* _TASK TO CARRY OUT_:
While you copy the lines below, skip the pictures and keep the rest exact.
+++ RECORDS FOR PROCESSING
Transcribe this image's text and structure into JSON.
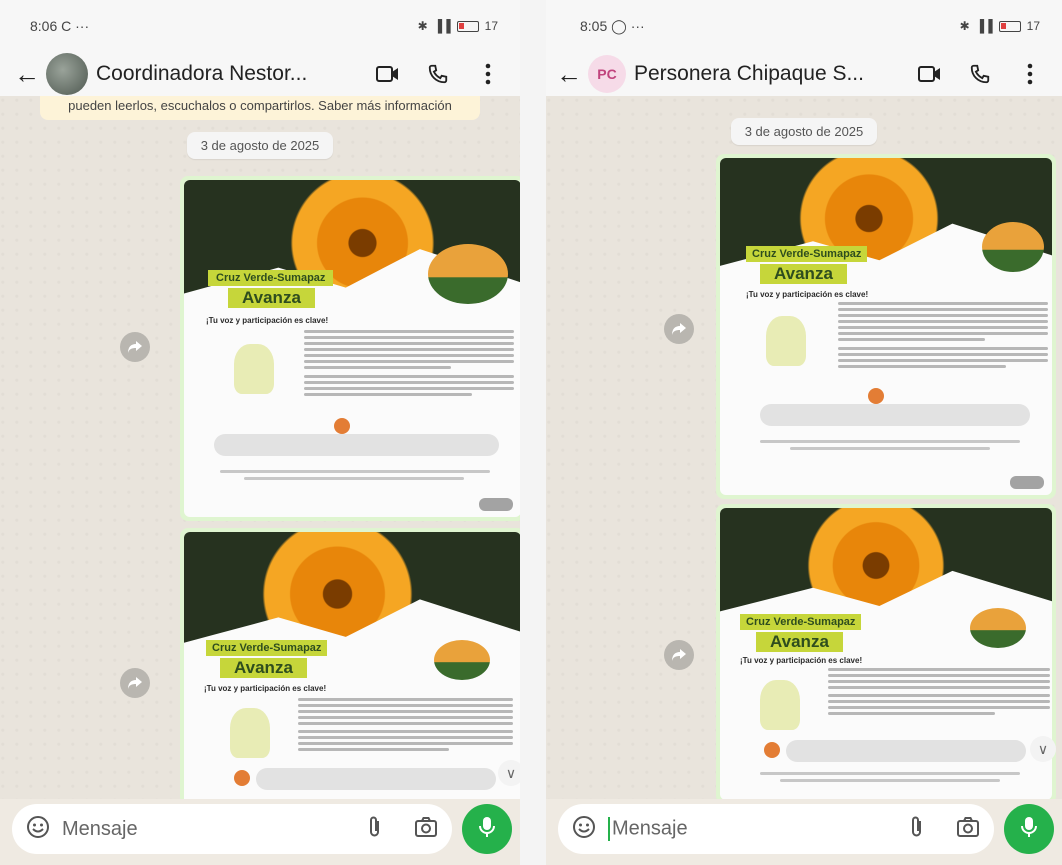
{
  "left": {
    "status": {
      "time": "8:06",
      "extra": "C ···",
      "battery": "17"
    },
    "contact_name": "Coordinadora Nestor...",
    "system_message": "pueden leerlos, escuchalos o compartirlos. Saber más información",
    "date_chip": "3 de agosto de 2025",
    "poster": {
      "badge": "Cruz Verde-Sumapaz",
      "heading": "Avanza",
      "subtitle": "¡Tu voz y participación es clave!"
    },
    "composer_placeholder": "Mensaje"
  },
  "right": {
    "status": {
      "time": "8:05",
      "extra": "···",
      "battery": "17"
    },
    "avatar_initials": "PC",
    "contact_name": "Personera Chipaque S...",
    "date_chip": "3 de agosto de 2025",
    "poster": {
      "badge": "Cruz Verde-Sumapaz",
      "heading": "Avanza",
      "subtitle": "¡Tu voz y participación es clave!"
    },
    "composer_placeholder": "Mensaje"
  },
  "accent": "#25b14b",
  "icons": [
    "back-arrow-icon",
    "video-call-icon",
    "phone-icon",
    "menu-dots-icon",
    "forward-icon",
    "emoji-sticker-icon",
    "attach-icon",
    "camera-icon",
    "mic-icon",
    "chevron-down-icon"
  ]
}
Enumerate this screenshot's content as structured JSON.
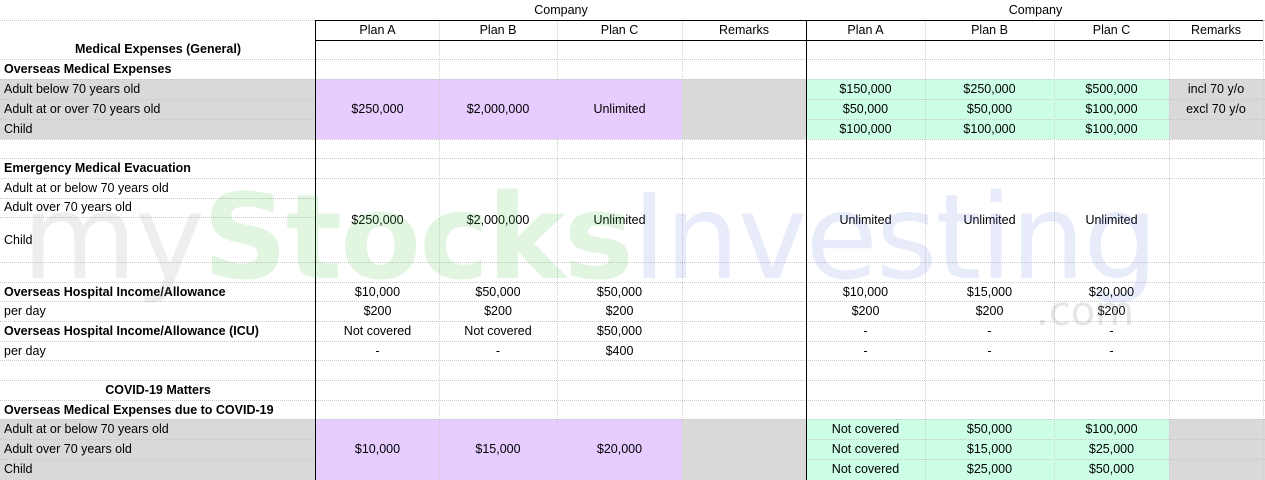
{
  "header": {
    "group_left": "Company",
    "group_right": "Company",
    "columns": [
      "Plan A",
      "Plan B",
      "Plan C",
      "Remarks",
      "Plan A",
      "Plan B",
      "Plan C",
      "Remarks"
    ]
  },
  "sections": {
    "medical_general": "Medical Expenses (General)",
    "overseas_medical": "Overseas Medical Expenses",
    "emergency_evac": "Emergency Medical Evacuation",
    "hospital_income": "Overseas Hospital Income/Allowance",
    "hospital_icu": "Overseas Hospital Income/Allowance (ICU)",
    "covid": "COVID-19 Matters",
    "covid_medical": "Overseas Medical Expenses due to COVID-19"
  },
  "rows": {
    "om_adult_below70": "Adult below 70 years old",
    "om_adult_over70": "Adult at or over 70 years old",
    "om_child": "Child",
    "ev_adult_below70": "Adult at or below 70 years old",
    "ev_adult_over70": "Adult over 70 years old",
    "ev_child": "Child",
    "hi_per_day": "per day",
    "icu_per_day": "per day",
    "cv_adult_below70": "Adult at or below 70 years old",
    "cv_adult_over70": "Adult over 70 years old",
    "cv_child": "Child"
  },
  "left": {
    "overseas_medical": [
      "$250,000",
      "$2,000,000",
      "Unlimited"
    ],
    "evacuation": [
      "$250,000",
      "$2,000,000",
      "Unlimited"
    ],
    "hospital_income": [
      "$10,000",
      "$50,000",
      "$50,000"
    ],
    "hospital_income_per_day": [
      "$200",
      "$200",
      "$200"
    ],
    "icu": [
      "Not covered",
      "Not covered",
      "$50,000"
    ],
    "icu_per_day": [
      "-",
      "-",
      "$400"
    ],
    "covid_medical": [
      "$10,000",
      "$15,000",
      "$20,000"
    ]
  },
  "right": {
    "om_adult_below70": [
      "$150,000",
      "$250,000",
      "$500,000"
    ],
    "om_adult_over70": [
      "$50,000",
      "$50,000",
      "$100,000"
    ],
    "om_child": [
      "$100,000",
      "$100,000",
      "$100,000"
    ],
    "om_remark_below70": "incl 70 y/o",
    "om_remark_over70": "excl 70 y/o",
    "evacuation": [
      "Unlimited",
      "Unlimited",
      "Unlimited"
    ],
    "hospital_income": [
      "$10,000",
      "$15,000",
      "$20,000"
    ],
    "hospital_income_per_day": [
      "$200",
      "$200",
      "$200"
    ],
    "icu": [
      "-",
      "-",
      "-"
    ],
    "icu_per_day": [
      "-",
      "-",
      "-"
    ],
    "cv_adult_below70": [
      "Not covered",
      "$50,000",
      "$100,000"
    ],
    "cv_adult_over70": [
      "Not covered",
      "$15,000",
      "$25,000"
    ],
    "cv_child": [
      "Not covered",
      "$25,000",
      "$50,000"
    ]
  },
  "watermark": {
    "part1": "my",
    "part2": "Stocks",
    "part3": "Investing",
    "suffix": ".com"
  },
  "colors": {
    "grey_row": "#d9d9d9",
    "purple_fill": "#e6ccff",
    "green_fill": "#ccffe6"
  }
}
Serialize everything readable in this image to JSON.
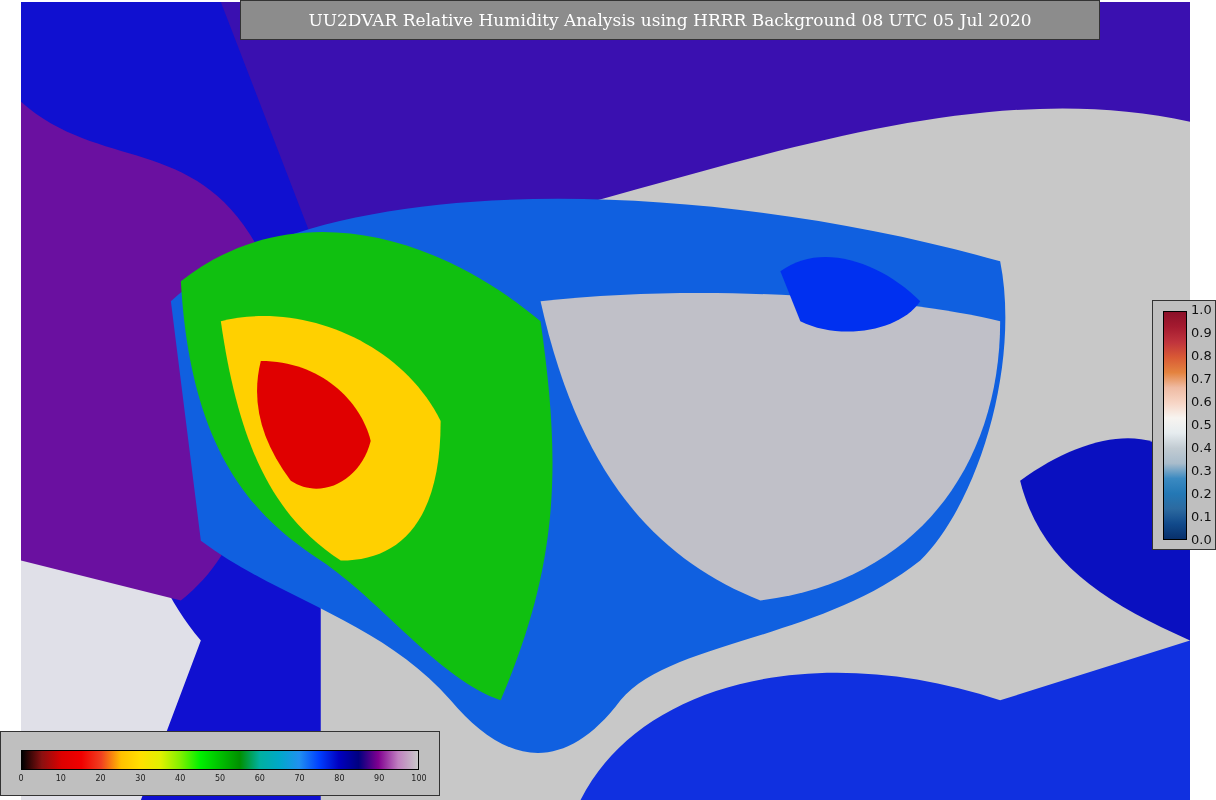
{
  "title": "UU2DVAR Relative Humidity Analysis using HRRR Background 08 UTC 05 Jul 2020",
  "humidity_colorbar": {
    "ticks": [
      "0",
      "10",
      "20",
      "30",
      "40",
      "50",
      "60",
      "70",
      "80",
      "90",
      "100"
    ]
  },
  "ratio_colorbar": {
    "ticks": [
      "1.0",
      "0.9",
      "0.8",
      "0.7",
      "0.6",
      "0.5",
      "0.4",
      "0.3",
      "0.2",
      "0.1",
      "0.0"
    ]
  }
}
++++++
* _RESULT OF THIS EXERCISE_:
Transcribe this image's text and structure into JSON.
{
  "left": {
    "status": {
      "time": "8:06",
      "extra": "C ···",
      "battery": "17"
    },
    "contact_name": "Coordinadora Nestor...",
    "system_message": "pueden leerlos, escuchalos o compartirlos. Saber más información",
    "date_chip": "3 de agosto de 2025",
    "poster": {
      "badge": "Cruz Verde-Sumapaz",
      "heading": "Avanza",
      "subtitle": "¡Tu voz y participación es clave!"
    },
    "composer_placeholder": "Mensaje"
  },
  "right": {
    "status": {
      "time": "8:05",
      "extra": "···",
      "battery": "17"
    },
    "avatar_initials": "PC",
    "contact_name": "Personera Chipaque S...",
    "date_chip": "3 de agosto de 2025",
    "poster": {
      "badge": "Cruz Verde-Sumapaz",
      "heading": "Avanza",
      "subtitle": "¡Tu voz y participación es clave!"
    },
    "composer_placeholder": "Mensaje"
  },
  "accent": "#25b14b",
  "icons": [
    "back-arrow-icon",
    "video-call-icon",
    "phone-icon",
    "menu-dots-icon",
    "forward-icon",
    "emoji-sticker-icon",
    "attach-icon",
    "camera-icon",
    "mic-icon",
    "chevron-down-icon"
  ]
}
Enumerate this screenshot's content as structured JSON.
{
  "header": {
    "group_left": "Company",
    "group_right": "Company",
    "columns": [
      "Plan A",
      "Plan B",
      "Plan C",
      "Remarks",
      "Plan A",
      "Plan B",
      "Plan C",
      "Remarks"
    ]
  },
  "sections": {
    "medical_general": "Medical Expenses (General)",
    "overseas_medical": "Overseas Medical Expenses",
    "emergency_evac": "Emergency Medical Evacuation",
    "hospital_income": "Overseas Hospital Income/Allowance",
    "hospital_icu": "Overseas Hospital Income/Allowance (ICU)",
    "covid": "COVID-19 Matters",
    "covid_medical": "Overseas Medical Expenses due to COVID-19"
  },
  "rows": {
    "om_adult_below70": "Adult below 70 years old",
    "om_adult_over70": "Adult at or over 70 years old",
    "om_child": "Child",
    "ev_adult_below70": "Adult at or below 70 years old",
    "ev_adult_over70": "Adult over 70 years old",
    "ev_child": "Child",
    "hi_per_day": "per day",
    "icu_per_day": "per day",
    "cv_adult_below70": "Adult at or below 70 years old",
    "cv_adult_over70": "Adult over 70 years old",
    "cv_child": "Child"
  },
  "left": {
    "overseas_medical": [
      "$250,000",
      "$2,000,000",
      "Unlimited"
    ],
    "evacuation": [
      "$250,000",
      "$2,000,000",
      "Unlimited"
    ],
    "hospital_income": [
      "$10,000",
      "$50,000",
      "$50,000"
    ],
    "hospital_income_per_day": [
      "$200",
      "$200",
      "$200"
    ],
    "icu": [
      "Not covered",
      "Not covered",
      "$50,000"
    ],
    "icu_per_day": [
      "-",
      "-",
      "$400"
    ],
    "covid_medical": [
      "$10,000",
      "$15,000",
      "$20,000"
    ]
  },
  "right": {
    "om_adult_below70": [
      "$150,000",
      "$250,000",
      "$500,000"
    ],
    "om_adult_over70": [
      "$50,000",
      "$50,000",
      "$100,000"
    ],
    "om_child": [
      "$100,000",
      "$100,000",
      "$100,000"
    ],
    "om_remark_below70": "incl 70 y/o",
    "om_remark_over70": "excl 70 y/o",
    "evacuation": [
      "Unlimited",
      "Unlimited",
      "Unlimited"
    ],
    "hospital_income": [
      "$10,000",
      "$15,000",
      "$20,000"
    ],
    "hospital_income_per_day": [
      "$200",
      "$200",
      "$200"
    ],
    "icu": [
      "-",
      "-",
      "-"
    ],
    "icu_per_day": [
      "-",
      "-",
      "-"
    ],
    "cv_adult_below70": [
      "Not covered",
      "$50,000",
      "$100,000"
    ],
    "cv_adult_over70": [
      "Not covered",
      "$15,000",
      "$25,000"
    ],
    "cv_child": [
      "Not covered",
      "$25,000",
      "$50,000"
    ]
  },
  "watermark": {
    "part1": "my",
    "part2": "Stocks",
    "part3": "Investing",
    "suffix": ".com"
  },
  "colors": {
    "grey_row": "#d9d9d9",
    "purple_fill": "#e6ccff",
    "green_fill": "#ccffe6"
  }
}
Serialize everything readable in this image to JSON.
{
  "title": "UU2DVAR Relative Humidity Analysis using HRRR Background 08 UTC 05 Jul 2020",
  "humidity_colorbar": {
    "ticks": [
      "0",
      "10",
      "20",
      "30",
      "40",
      "50",
      "60",
      "70",
      "80",
      "90",
      "100"
    ]
  },
  "ratio_colorbar": {
    "ticks": [
      "1.0",
      "0.9",
      "0.8",
      "0.7",
      "0.6",
      "0.5",
      "0.4",
      "0.3",
      "0.2",
      "0.1",
      "0.0"
    ]
  }
}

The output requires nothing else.